The chapter is divided into seven geographic parts and one topical part: Glaciers of the Former Soviet Union (F–1), Glaciers of China (F–2), Glaciers of Afghanistan (F–3), Glaciers of Pakistan (F–4), Glaciers of India (F–5), Glaciers of Nepal (F–6), Glaciers of Bhutan (F–7), and the Paleoenvironmental Record Preserved in Middle-Latitude, High-Mountain Glaciers (F–8). Each geographic section describes the glacier extent during the 1970s and 1980s, the benchmark time period (1972–1981) of this volume, but has been updated to include more recent information.
Glaciers of the Former Soviet Union are located in the Russian Arctic and various mountain ranges of Russia and the Republics of Georgia, Kyrgyzstan, Tajikistan, and Kazakstun. The Glacier Inventory of the USSR and the World Atlas of Ice and Snow Resources recorded a total of 28,881 glaciers covering an area of 78,938 square kilometers (km2).
China includes many of the mountain-glacier systems of the world including the Himalaya, Karakorum, Tien Shan and Altay mountain ranges. The glaciers are widely scattered and cover an area of about 59,425 km2. The mountain glaciers may be classified as maritime, subcontinental or extreme continental.
In Afghanistan, more than 3,000 small glaciers occur in the Hindu Kush and Pamir mountains. Most glaciers occur on north-facing slopes shaded by mountain peaks and on east and southeast slopes that are shaded by monsoon clouds. The glaciers provide vital water resources to the region and cover an area of about 2,700 km2.
Glaciers of northern Pakistan are some of the largest and longest mid-latitude glaciers on Earth. They are located in the Hindu Kush, Himalaya, and Karakoram mountains and cover an area of about 15,000 km2. Glaciers here are important for their role in providing water resources and their hazard potential.
The glaciers in India are located in the Himalaya and cover about 8,500 km2. The Himalaya contains one of the largest reservoirs of snow and ice outside the polar regions. The glaciers are a major source of fresh water and supply meltwater to all the rivers in northern India, thereby affecting the quality of life of millions of people.

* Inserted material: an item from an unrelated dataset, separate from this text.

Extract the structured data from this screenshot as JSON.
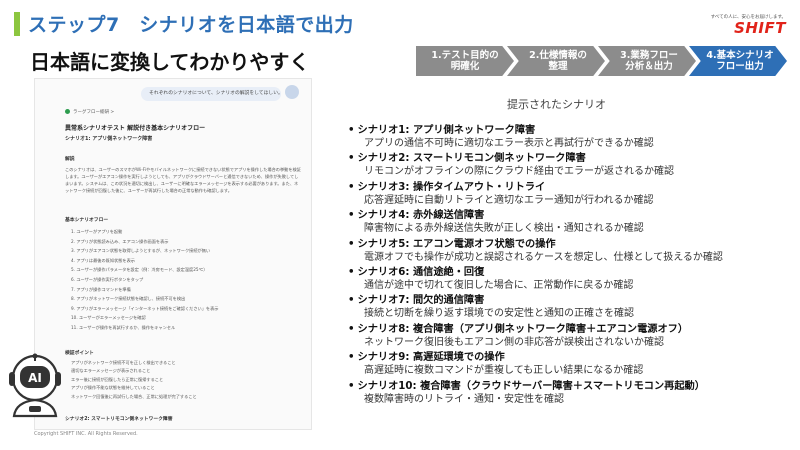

In Nepal, the glaciers are located in the Himalaya as individual glaciers; the glacierized area covers about 5,324 km2. The region is the highest mountainous region on Earth and includes the Mt. Everest region.
Glaciers in the Bhutan Himalaya have a total area of about 1,317 km2. Many recent glacier studies are focused on glacier lakes that have the potential of generating dangerous glacier lake outburst floods.
Research on the glaciers of the middle-latitude, high-mountain glaciers of Asia has also focused on the information contained in the ice cores from the glaciers. This information helps in the reconstruction of paleoclimatic records, and the computer modeling of global climate change.